(Data excerpts)
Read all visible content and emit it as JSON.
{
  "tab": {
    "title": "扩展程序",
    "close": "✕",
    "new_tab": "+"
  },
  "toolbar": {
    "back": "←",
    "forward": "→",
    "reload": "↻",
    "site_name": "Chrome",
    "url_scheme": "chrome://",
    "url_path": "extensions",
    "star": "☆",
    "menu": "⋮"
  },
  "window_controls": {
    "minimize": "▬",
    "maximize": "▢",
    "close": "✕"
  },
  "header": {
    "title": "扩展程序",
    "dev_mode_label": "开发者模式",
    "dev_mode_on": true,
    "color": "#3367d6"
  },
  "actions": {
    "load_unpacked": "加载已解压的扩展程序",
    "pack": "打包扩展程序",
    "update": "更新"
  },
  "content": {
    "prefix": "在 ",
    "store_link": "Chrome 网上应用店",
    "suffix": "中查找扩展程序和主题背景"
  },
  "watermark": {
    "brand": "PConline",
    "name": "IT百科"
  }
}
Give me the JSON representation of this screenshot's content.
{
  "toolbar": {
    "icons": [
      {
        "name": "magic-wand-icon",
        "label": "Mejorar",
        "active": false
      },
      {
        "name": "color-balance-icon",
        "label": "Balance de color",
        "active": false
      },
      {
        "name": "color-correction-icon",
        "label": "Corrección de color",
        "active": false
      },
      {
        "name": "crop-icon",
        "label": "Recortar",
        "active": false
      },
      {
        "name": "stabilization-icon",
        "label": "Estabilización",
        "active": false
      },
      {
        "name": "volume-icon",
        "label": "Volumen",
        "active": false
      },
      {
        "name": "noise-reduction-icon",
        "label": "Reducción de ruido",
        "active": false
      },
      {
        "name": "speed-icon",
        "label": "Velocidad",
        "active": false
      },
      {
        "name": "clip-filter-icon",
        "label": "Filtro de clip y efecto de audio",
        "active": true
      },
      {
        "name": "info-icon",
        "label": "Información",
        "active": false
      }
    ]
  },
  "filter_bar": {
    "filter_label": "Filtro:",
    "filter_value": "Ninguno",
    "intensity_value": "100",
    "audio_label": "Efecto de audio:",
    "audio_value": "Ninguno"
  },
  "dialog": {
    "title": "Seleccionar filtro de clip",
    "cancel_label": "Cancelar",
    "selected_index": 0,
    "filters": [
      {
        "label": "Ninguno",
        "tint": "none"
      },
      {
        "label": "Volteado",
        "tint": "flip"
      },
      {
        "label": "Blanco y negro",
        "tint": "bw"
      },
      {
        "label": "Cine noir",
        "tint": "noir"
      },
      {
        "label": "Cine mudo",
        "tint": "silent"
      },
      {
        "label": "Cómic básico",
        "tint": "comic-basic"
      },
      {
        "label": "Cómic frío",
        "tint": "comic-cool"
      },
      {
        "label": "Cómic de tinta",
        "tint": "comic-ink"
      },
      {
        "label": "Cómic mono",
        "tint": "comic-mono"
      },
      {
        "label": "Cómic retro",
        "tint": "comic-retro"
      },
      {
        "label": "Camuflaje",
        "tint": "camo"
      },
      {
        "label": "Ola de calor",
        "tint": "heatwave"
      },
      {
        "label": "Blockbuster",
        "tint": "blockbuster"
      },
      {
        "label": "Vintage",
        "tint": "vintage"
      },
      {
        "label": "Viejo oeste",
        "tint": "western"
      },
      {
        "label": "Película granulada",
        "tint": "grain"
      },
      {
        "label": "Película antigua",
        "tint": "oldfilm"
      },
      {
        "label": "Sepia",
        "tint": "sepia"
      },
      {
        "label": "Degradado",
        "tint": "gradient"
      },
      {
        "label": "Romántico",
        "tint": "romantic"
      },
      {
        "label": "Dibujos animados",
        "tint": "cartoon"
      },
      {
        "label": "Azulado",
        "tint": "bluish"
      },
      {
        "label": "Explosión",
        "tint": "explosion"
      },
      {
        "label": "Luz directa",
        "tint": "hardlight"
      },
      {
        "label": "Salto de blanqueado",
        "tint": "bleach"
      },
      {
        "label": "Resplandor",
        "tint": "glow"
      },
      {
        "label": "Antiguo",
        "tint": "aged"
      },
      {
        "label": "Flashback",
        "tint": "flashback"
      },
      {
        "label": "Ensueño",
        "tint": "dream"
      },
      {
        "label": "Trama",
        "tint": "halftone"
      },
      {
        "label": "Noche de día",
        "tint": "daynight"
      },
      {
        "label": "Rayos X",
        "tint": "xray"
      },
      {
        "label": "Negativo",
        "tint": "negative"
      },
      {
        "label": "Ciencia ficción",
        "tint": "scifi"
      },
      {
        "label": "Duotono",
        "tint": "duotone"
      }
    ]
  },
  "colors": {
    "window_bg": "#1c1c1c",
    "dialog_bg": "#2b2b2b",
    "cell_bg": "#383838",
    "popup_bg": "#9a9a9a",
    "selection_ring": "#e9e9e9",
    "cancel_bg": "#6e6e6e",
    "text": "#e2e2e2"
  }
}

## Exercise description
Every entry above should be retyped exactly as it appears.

## Exercise answer
Read all visible content and emit it as JSON.
{
  "tab": {
    "title": "扩展程序",
    "close": "✕",
    "new_tab": "+"
  },
  "toolbar": {
    "back": "←",
    "forward": "→",
    "reload": "↻",
    "site_name": "Chrome",
    "url_scheme": "chrome://",
    "url_path": "extensions",
    "star": "☆",
    "menu": "⋮"
  },
  "window_controls": {
    "minimize": "▬",
    "maximize": "▢",
    "close": "✕"
  },
  "header": {
    "title": "扩展程序",
    "dev_mode_label": "开发者模式",
    "dev_mode_on": true,
    "color": "#3367d6"
  },
  "actions": {
    "load_unpacked": "加载已解压的扩展程序",
    "pack": "打包扩展程序",
    "update": "更新"
  },
  "content": {
    "prefix": "在 ",
    "store_link": "Chrome 网上应用店",
    "suffix": "中查找扩展程序和主题背景"
  },
  "watermark": {
    "brand": "PConline",
    "name": "IT百科"
  }
}
Give me the JSON representation of this screenshot's content.
{
  "toolbar": {
    "icons": [
      {
        "name": "magic-wand-icon",
        "label": "Mejorar",
        "active": false
      },
      {
        "name": "color-balance-icon",
        "label": "Balance de color",
        "active": false
      },
      {
        "name": "color-correction-icon",
        "label": "Corrección de color",
        "active": false
      },
      {
        "name": "crop-icon",
        "label": "Recortar",
        "active": false
      },
      {
        "name": "stabilization-icon",
        "label": "Estabilización",
        "active": false
      },
      {
        "name": "volume-icon",
        "label": "Volumen",
        "active": false
      },
      {
        "name": "noise-reduction-icon",
        "label": "Reducción de ruido",
        "active": false
      },
      {
        "name": "speed-icon",
        "label": "Velocidad",
        "active": false
      },
      {
        "name": "clip-filter-icon",
        "label": "Filtro de clip y efecto de audio",
        "active": true
      },
      {
        "name": "info-icon",
        "label": "Información",
        "active": false
      }
    ]
  },
  "filter_bar": {
    "filter_label": "Filtro:",
    "filter_value": "Ninguno",
    "intensity_value": "100",
    "audio_label": "Efecto de audio:",
    "audio_value": "Ninguno"
  },
  "dialog": {
    "title": "Seleccionar filtro de clip",
    "cancel_label": "Cancelar",
    "selected_index": 0,
    "filters": [
      {
        "label": "Ninguno",
        "tint": "none"
      },
      {
        "label": "Volteado",
        "tint": "flip"
      },
      {
        "label": "Blanco y negro",
        "tint": "bw"
      },
      {
        "label": "Cine noir",
        "tint": "noir"
      },
      {
        "label": "Cine mudo",
        "tint": "silent"
      },
      {
        "label": "Cómic básico",
        "tint": "comic-basic"
      },
      {
        "label": "Cómic frío",
        "tint": "comic-cool"
      },
      {
        "label": "Cómic de tinta",
        "tint": "comic-ink"
      },
      {
        "label": "Cómic mono",
        "tint": "comic-mono"
      },
      {
        "label": "Cómic retro",
        "tint": "comic-retro"
      },
      {
        "label": "Camuflaje",
        "tint": "camo"
      },
      {
        "label": "Ola de calor",
        "tint": "heatwave"
      },
      {
        "label": "Blockbuster",
        "tint": "blockbuster"
      },
      {
        "label": "Vintage",
        "tint": "vintage"
      },
      {
        "label": "Viejo oeste",
        "tint": "western"
      },
      {
        "label": "Película granulada",
        "tint": "grain"
      },
      {
        "label": "Película antigua",
        "tint": "oldfilm"
      },
      {
        "label": "Sepia",
        "tint": "sepia"
      },
      {
        "label": "Degradado",
        "tint": "gradient"
      },
      {
        "label": "Romántico",
        "tint": "romantic"
      },
      {
        "label": "Dibujos animados",
        "tint": "cartoon"
      },
      {
        "label": "Azulado",
        "tint": "bluish"
      },
      {
        "label": "Explosión",
        "tint": "explosion"
      },
      {
        "label": "Luz directa",
        "tint": "hardlight"
      },
      {
        "label": "Salto de blanqueado",
        "tint": "bleach"
      },
      {
        "label": "Resplandor",
        "tint": "glow"
      },
      {
        "label": "Antiguo",
        "tint": "aged"
      },
      {
        "label": "Flashback",
        "tint": "flashback"
      },
      {
        "label": "Ensueño",
        "tint": "dream"
      },
      {
        "label": "Trama",
        "tint": "halftone"
      },
      {
        "label": "Noche de día",
        "tint": "daynight"
      },
      {
        "label": "Rayos X",
        "tint": "xray"
      },
      {
        "label": "Negativo",
        "tint": "negative"
      },
      {
        "label": "Ciencia ficción",
        "tint": "scifi"
      },
      {
        "label": "Duotono",
        "tint": "duotone"
      }
    ]
  },
  "colors": {
    "window_bg": "#1c1c1c",
    "dialog_bg": "#2b2b2b",
    "cell_bg": "#383838",
    "popup_bg": "#9a9a9a",
    "selection_ring": "#e9e9e9",
    "cancel_bg": "#6e6e6e",
    "text": "#e2e2e2"
  }
}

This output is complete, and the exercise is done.